**What you are asked to do:** With the string "Auto" as the filter, copy each matching line from the records.

**Data under study:**

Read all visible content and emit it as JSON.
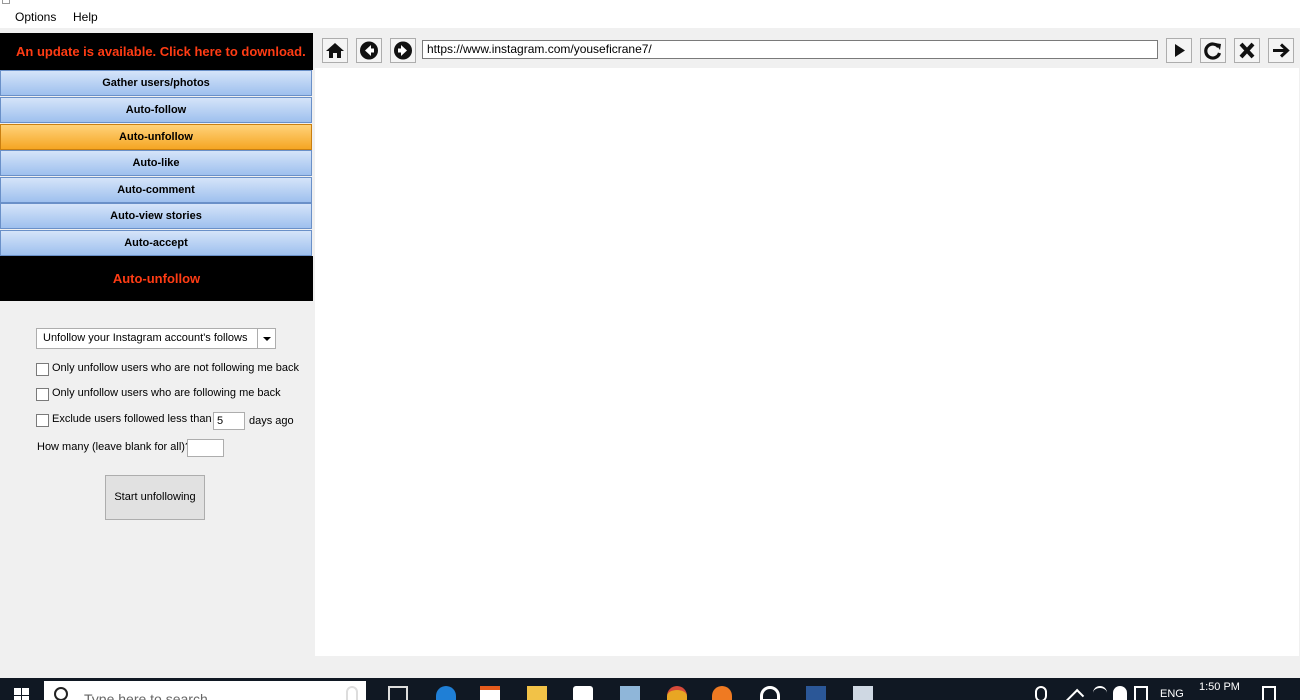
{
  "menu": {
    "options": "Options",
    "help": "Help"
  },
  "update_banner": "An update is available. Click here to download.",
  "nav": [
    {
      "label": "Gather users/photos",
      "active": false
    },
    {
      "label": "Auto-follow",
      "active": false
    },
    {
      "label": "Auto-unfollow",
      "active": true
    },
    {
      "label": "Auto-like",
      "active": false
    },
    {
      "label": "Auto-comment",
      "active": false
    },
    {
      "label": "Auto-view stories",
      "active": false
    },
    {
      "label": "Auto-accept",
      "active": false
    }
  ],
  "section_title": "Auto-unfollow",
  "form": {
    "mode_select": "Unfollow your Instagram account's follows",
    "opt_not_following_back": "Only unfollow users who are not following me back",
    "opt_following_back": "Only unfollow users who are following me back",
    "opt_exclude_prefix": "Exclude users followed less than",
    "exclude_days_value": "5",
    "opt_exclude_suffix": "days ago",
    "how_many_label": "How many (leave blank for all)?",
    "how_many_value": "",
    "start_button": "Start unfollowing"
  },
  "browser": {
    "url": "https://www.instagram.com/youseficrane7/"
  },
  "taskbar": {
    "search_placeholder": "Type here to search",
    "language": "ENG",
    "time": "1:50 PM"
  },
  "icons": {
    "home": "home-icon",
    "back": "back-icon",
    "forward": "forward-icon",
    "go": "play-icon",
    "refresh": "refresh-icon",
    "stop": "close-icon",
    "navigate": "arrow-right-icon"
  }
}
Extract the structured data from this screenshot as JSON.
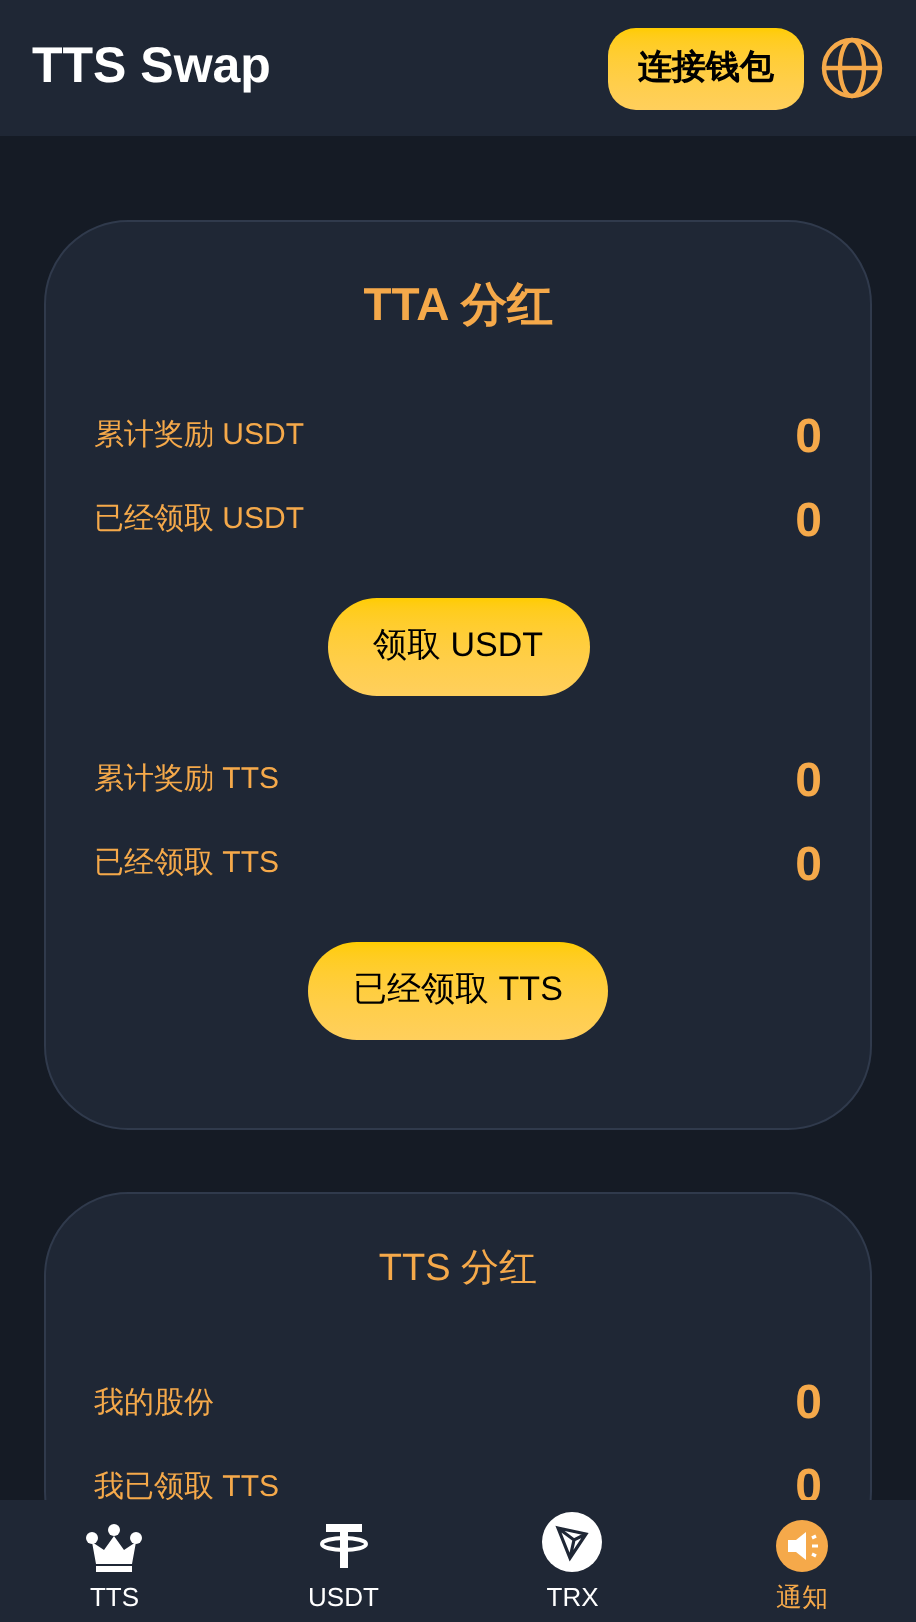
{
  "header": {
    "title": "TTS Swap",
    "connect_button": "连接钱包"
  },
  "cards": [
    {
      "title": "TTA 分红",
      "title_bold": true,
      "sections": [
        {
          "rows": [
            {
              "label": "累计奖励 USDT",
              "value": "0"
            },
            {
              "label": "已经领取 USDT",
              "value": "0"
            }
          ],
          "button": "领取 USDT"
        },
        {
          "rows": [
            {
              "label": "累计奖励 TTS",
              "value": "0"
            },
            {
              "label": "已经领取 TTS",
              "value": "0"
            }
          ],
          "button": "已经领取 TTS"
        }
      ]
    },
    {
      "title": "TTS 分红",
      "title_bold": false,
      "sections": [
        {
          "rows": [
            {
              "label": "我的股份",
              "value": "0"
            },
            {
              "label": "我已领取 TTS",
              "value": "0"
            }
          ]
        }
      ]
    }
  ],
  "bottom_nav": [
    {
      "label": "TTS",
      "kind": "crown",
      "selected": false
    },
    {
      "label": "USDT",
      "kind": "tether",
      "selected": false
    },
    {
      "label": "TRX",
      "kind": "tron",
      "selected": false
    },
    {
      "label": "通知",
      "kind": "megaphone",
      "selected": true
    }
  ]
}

**Solution to this task:**
      "label": "Auto-follow",
      "label": "Auto-unfollow",
      "label": "Auto-like",
      "label": "Auto-comment",
      "label": "Auto-view stories",
      "label": "Auto-accept",
  "section_title": "Auto-unfollow",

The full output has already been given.